Views: 4 Author: Ezio Mu Publish Time: 2016-09-29 Origin: Site
What is the principle of marine propeller actuation? We can explain from two different perspectives, one is the change of momentum, and the other is the change of pressure. From the point of view of momentum change, simply speaking, the propeller accelerates the passing water, causing the water momentum to increase and generating a reaction force to propel the ship. Since momentum is the product of mass and velocity, you can imagine that different masses with different speed changes can cause varying degrees of momentum.
On the other hand, the principle of propeller actuation can be more clearly explained from the viewpoint of pressure change. The propeller is constructed from a group of airfoils, so its principle of operation is similar to that of a wing. The wing is a geometrical change of the airfoil and an angle of attack of the inflow, so that the fluid flowing through the airfoil has different speeds. According to Bernoulli's law, the difference in speed causes the difference in the pressure on the lower surface of the airfoil. Generate lift.
The airfoil constituting the propeller blade is formed by the advancement and rotation of the propeller. Without considering the influence of the friction between the fluid and the surface, the component of the lift of the airfoil in the forward direction is the thrust of the propeller, and the component in the direction of rotation is the torque force that the ship's main engine must overcome. According to Bernoulli's law, the magnitude of the pressure difference is proportional to the difference between the squares of the synthetic speeds. Therefore, the magnitude of the lift is also proportional to the difference between the squares of the combined speeds. Therefore, the faster the rotation speed of the propeller, the greater the lift generated, and the thrust is also With the increase, the speed of the ship is thus increased. For most ships, the speed of the ship is roughly proportional to the speed of rotation, so the inflow speed synthesized by forward and reverse is also proportional to the speed.
The marine propeller can be seen as a "wing" that rotates on one side and advances on one side. The flow of water through the various sections of the blade creates a forward force. Take a very small section at both propeller radii r1 and r2 (r1 < r2) to discuss the airflow over the blade.
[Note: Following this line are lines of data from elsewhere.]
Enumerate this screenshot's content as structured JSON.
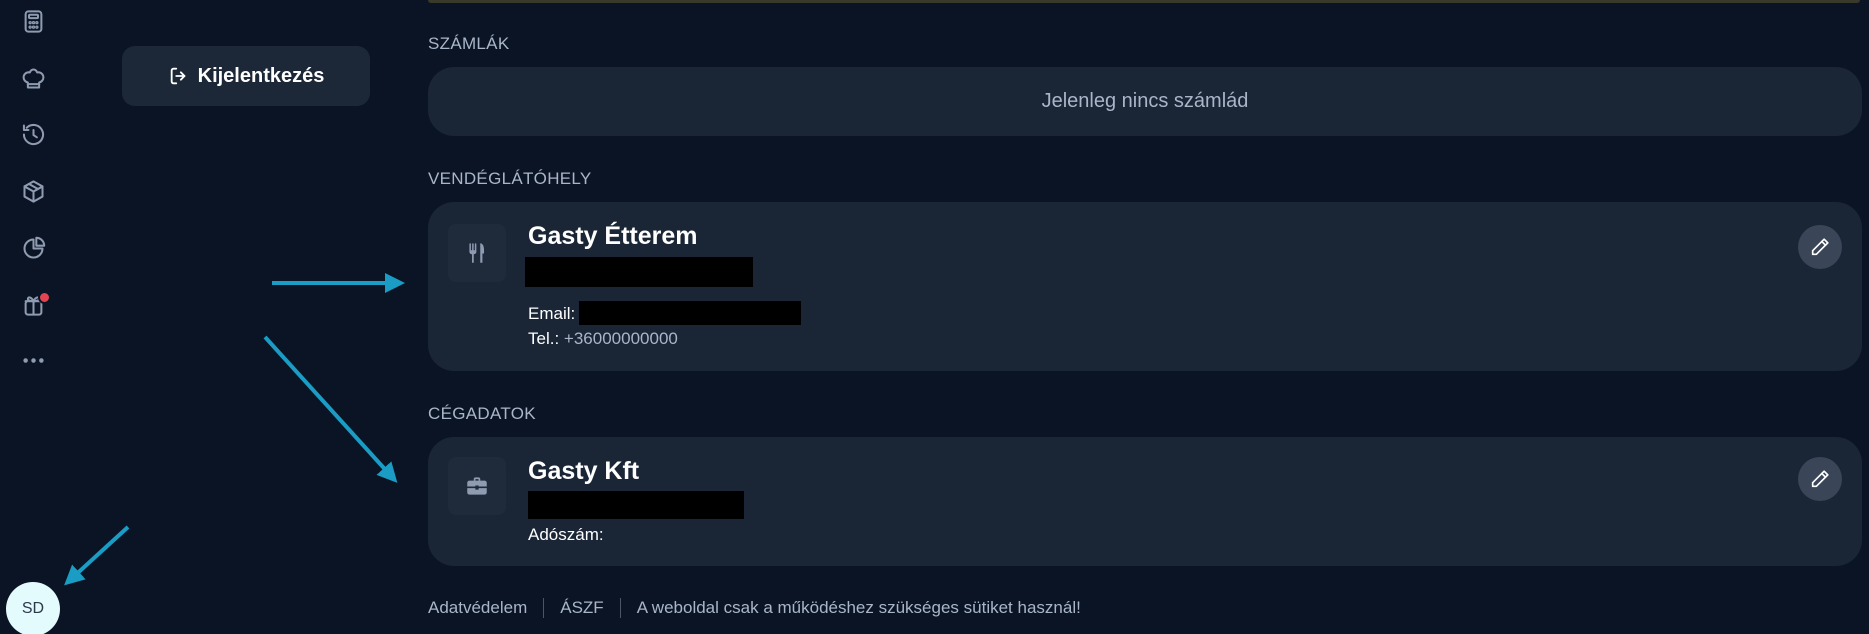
{
  "sidebar": {
    "icons": [
      {
        "name": "calculator-icon"
      },
      {
        "name": "chef-hat-icon"
      },
      {
        "name": "history-icon"
      },
      {
        "name": "box-icon"
      },
      {
        "name": "pie-chart-icon"
      },
      {
        "name": "gift-icon",
        "has_notification": true
      },
      {
        "name": "more-icon"
      }
    ],
    "avatar_initials": "SD"
  },
  "logout": {
    "label": "Kijelentkezés"
  },
  "invoices": {
    "section_label": "SZÁMLÁK",
    "empty_text": "Jelenleg nincs számlád"
  },
  "venue": {
    "section_label": "VENDÉGLÁTÓHELY",
    "name": "Gasty Étterem",
    "email_label": "Email:",
    "phone_label": "Tel.:",
    "phone_value": "+36000000000"
  },
  "company": {
    "section_label": "CÉGADATOK",
    "name": "Gasty Kft",
    "tax_label": "Adószám:"
  },
  "footer": {
    "privacy": "Adatvédelem",
    "terms": "ÁSZF",
    "cookie_notice": "A weboldal csak a működéshez szükséges sütiket használ!"
  },
  "colors": {
    "background": "#0b1424",
    "card": "#1a2536",
    "annotation_arrow": "#1a9cc4",
    "notification": "#e14552"
  }
}
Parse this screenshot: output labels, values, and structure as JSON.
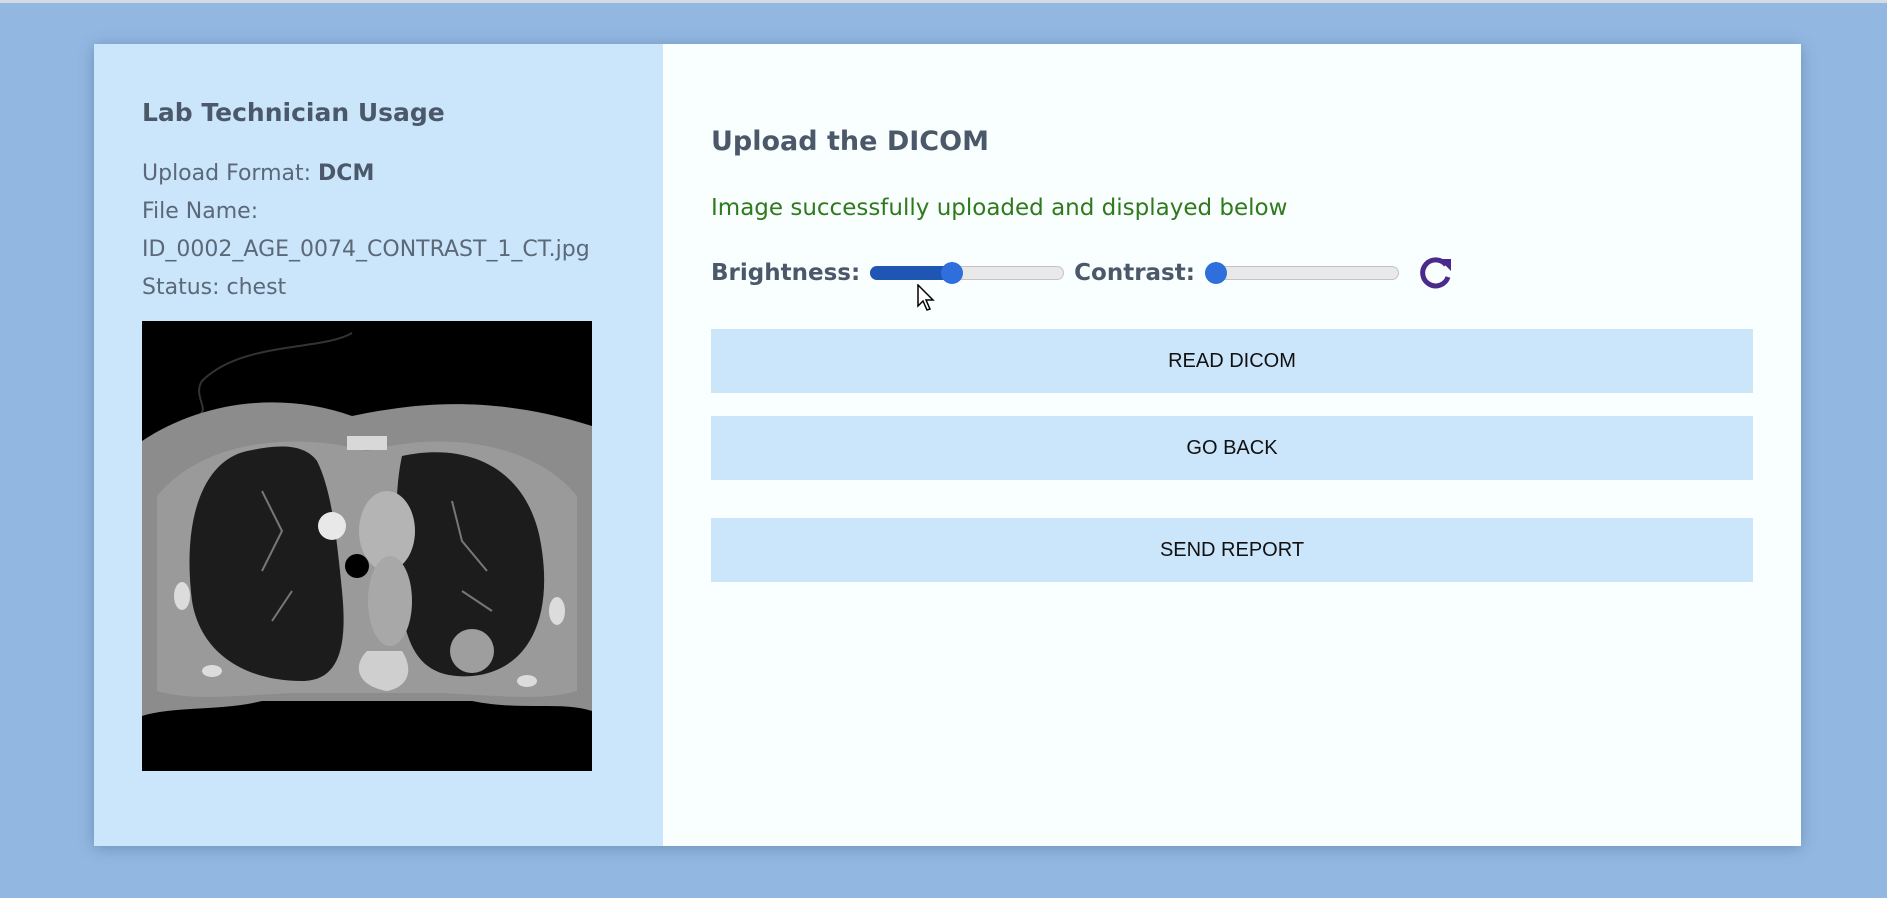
{
  "sidebar": {
    "title": "Lab Technician Usage",
    "upload_format_label": "Upload Format:",
    "upload_format_value": "DCM",
    "file_name_label": "File Name:",
    "file_name_value": "ID_0002_AGE_0074_CONTRAST_1_CT.jpg",
    "status_label": "Status:",
    "status_value": "chest"
  },
  "main": {
    "title": "Upload the DICOM",
    "success_message": "Image successfully uploaded and displayed below",
    "brightness_label": "Brightness:",
    "brightness_level": 0.37,
    "contrast_label": "Contrast:",
    "contrast_level": 0.0,
    "reset_icon": "refresh-icon",
    "buttons": {
      "read": "READ DICOM",
      "back": "GO BACK",
      "report": "SEND REPORT"
    }
  },
  "colors": {
    "background": "#92b8e2",
    "sidebar": "#cbe5fb",
    "success": "#2f7a1c",
    "accent": "#2f6fdb",
    "refresh_icon": "#4a2a8a"
  }
}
V—axial speed; n—propeller speed; φ—air flow angle, that is, the angle between the airflow and the propeller rotation plane; α—blade angle of attack; β—blade angle, that is, the angle between the chord of the blade section and the plane of rotation . It is obvious that β = α + φ. When the air flows through the small sections of the blade, the aerodynamic force, the resistance ΔD and the lift force ΔL are generated, and the total aerodynamic force after the synthesis is ΔR. The component force of ΔR in the flight direction is the pulling force ΔT, and the force ΔP opposite to the direction of rotation of the rotary propeller prevents the propeller from rotating. In this way, a larger pulling force is obtained, a smaller resistance is obtained, thereby increasing the efficiency, and the airflow angle actually reflects the ratio of the forward speed to the tangential speed.